» TASK PROMPT: Look for the word "Internet" in the data below, and copy every line that holds it.

» INPUT FOR THIS TASK:
━━━━

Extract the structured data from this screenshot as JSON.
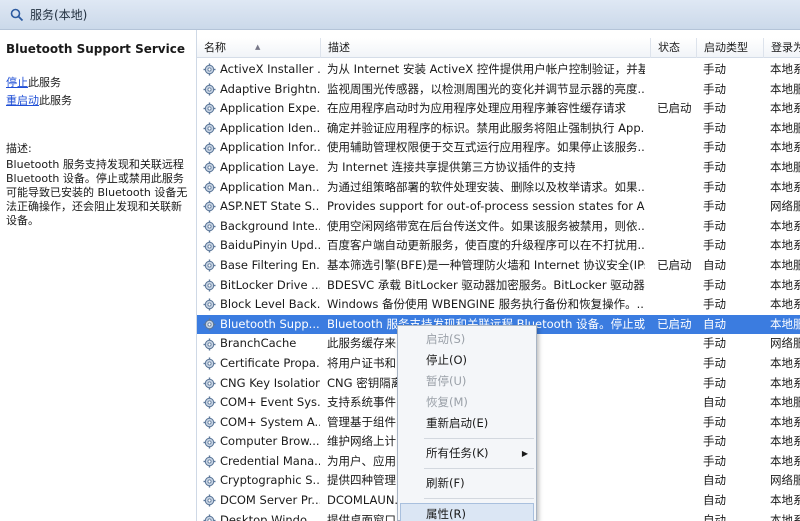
{
  "window": {
    "title": "服务(本地)"
  },
  "left": {
    "service_name": "Bluetooth Support Service",
    "actions": [
      {
        "link": "停止",
        "text": "此服务"
      },
      {
        "link": "重启动",
        "text": "此服务"
      }
    ],
    "desc_label": "描述:",
    "description": "Bluetooth 服务支持发现和关联远程 Bluetooth 设备。停止或禁用此服务可能导致已安装的 Bluetooth 设备无法正确操作，还会阻止发现和关联新设备。"
  },
  "columns": {
    "name": "名称",
    "desc": "描述",
    "status": "状态",
    "startup": "启动类型",
    "logon": "登录为"
  },
  "rows": [
    {
      "name": "ActiveX Installer ...",
      "desc": "为从 Internet 安装 ActiveX 控件提供用户帐户控制验证，并基...",
      "status": "",
      "startup": "手动",
      "logon": "本地系"
    },
    {
      "name": "Adaptive Brightn...",
      "desc": "监视周围光传感器，以检测周围光的变化并调节显示器的亮度...",
      "status": "",
      "startup": "手动",
      "logon": "本地服"
    },
    {
      "name": "Application Expe...",
      "desc": "在应用程序启动时为应用程序处理应用程序兼容性缓存请求",
      "status": "已启动",
      "startup": "手动",
      "logon": "本地系"
    },
    {
      "name": "Application Iden...",
      "desc": "确定并验证应用程序的标识。禁用此服务将阻止强制执行 App...",
      "status": "",
      "startup": "手动",
      "logon": "本地服"
    },
    {
      "name": "Application Infor...",
      "desc": "使用辅助管理权限便于交互式运行应用程序。如果停止该服务...",
      "status": "",
      "startup": "手动",
      "logon": "本地系"
    },
    {
      "name": "Application Laye...",
      "desc": "为 Internet 连接共享提供第三方协议插件的支持",
      "status": "",
      "startup": "手动",
      "logon": "本地服"
    },
    {
      "name": "Application Man...",
      "desc": "为通过组策略部署的软件处理安装、删除以及枚举请求。如果...",
      "status": "",
      "startup": "手动",
      "logon": "本地系"
    },
    {
      "name": "ASP.NET State S...",
      "desc": "Provides support for out-of-process session states for A...",
      "status": "",
      "startup": "手动",
      "logon": "网络服"
    },
    {
      "name": "Background Inte...",
      "desc": "使用空闲网络带宽在后台传送文件。如果该服务被禁用，则依...",
      "status": "",
      "startup": "手动",
      "logon": "本地系"
    },
    {
      "name": "BaiduPinyin Upd...",
      "desc": "百度客户端自动更新服务，使百度的升级程序可以在不打扰用...",
      "status": "",
      "startup": "手动",
      "logon": "本地系"
    },
    {
      "name": "Base Filtering En...",
      "desc": "基本筛选引擎(BFE)是一种管理防火墙和 Internet 协议安全(IPs...",
      "status": "已启动",
      "startup": "自动",
      "logon": "本地服"
    },
    {
      "name": "BitLocker Drive ...",
      "desc": "BDESVC 承载 BitLocker 驱动器加密服务。BitLocker 驱动器...",
      "status": "",
      "startup": "手动",
      "logon": "本地系"
    },
    {
      "name": "Block Level Back...",
      "desc": "Windows 备份使用 WBENGINE 服务执行备份和恢复操作。...",
      "status": "",
      "startup": "手动",
      "logon": "本地系"
    },
    {
      "name": "Bluetooth Supp...",
      "desc": "Bluetooth 服务支持发现和关联远程 Bluetooth 设备。停止或...",
      "status": "已启动",
      "startup": "自动",
      "logon": "本地服"
    },
    {
      "name": "BranchCache",
      "desc": "此服务缓存来自...",
      "status": "",
      "startup": "手动",
      "logon": "网络服"
    },
    {
      "name": "Certificate Propa...",
      "desc": "将用户证书和...",
      "status": "",
      "startup": "手动",
      "logon": "本地系"
    },
    {
      "name": "CNG Key Isolation",
      "desc": "CNG 密钥隔离...",
      "status": "",
      "startup": "手动",
      "logon": "本地系"
    },
    {
      "name": "COM+ Event Sys...",
      "desc": "支持系统事件...",
      "status": "",
      "startup": "自动",
      "logon": "本地服"
    },
    {
      "name": "COM+ System A...",
      "desc": "管理基于组件...",
      "status": "",
      "startup": "手动",
      "logon": "本地系"
    },
    {
      "name": "Computer Brow...",
      "desc": "维护网络上计...",
      "status": "",
      "startup": "手动",
      "logon": "本地系"
    },
    {
      "name": "Credential Mana...",
      "desc": "为用户、应用...",
      "status": "",
      "startup": "手动",
      "logon": "本地系"
    },
    {
      "name": "Cryptographic S...",
      "desc": "提供四种管理...",
      "status": "",
      "startup": "自动",
      "logon": "网络服"
    },
    {
      "name": "DCOM Server Pr...",
      "desc": "DCOMLAUN...",
      "status": "",
      "startup": "自动",
      "logon": "本地系"
    },
    {
      "name": "Desktop Windo...",
      "desc": "提供桌面窗口...",
      "status": "",
      "startup": "自动",
      "logon": "本地系"
    }
  ],
  "context_menu": {
    "items": [
      {
        "label": "启动(S)",
        "disabled": true
      },
      {
        "label": "停止(O)",
        "disabled": false
      },
      {
        "label": "暂停(U)",
        "disabled": true
      },
      {
        "label": "恢复(M)",
        "disabled": true
      },
      {
        "label": "重新启动(E)",
        "disabled": false
      },
      {
        "label": "所有任务(K)",
        "disabled": false,
        "submenu": true
      },
      {
        "label": "刷新(F)",
        "disabled": false
      },
      {
        "label": "属性(R)",
        "disabled": false
      }
    ]
  },
  "colors": {
    "selection": "#3b7ce0",
    "link": "#1f4fd6"
  }
}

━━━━

» RESULT OF THIS TASK:
      "desc": "为从 Internet 安装 ActiveX 控件提供用户帐户控制验证，并基...",
      "desc": "为 Internet 连接共享提供第三方协议插件的支持",
      "desc": "基本筛选引擎(BFE)是一种管理防火墙和 Internet 协议安全(IPs...",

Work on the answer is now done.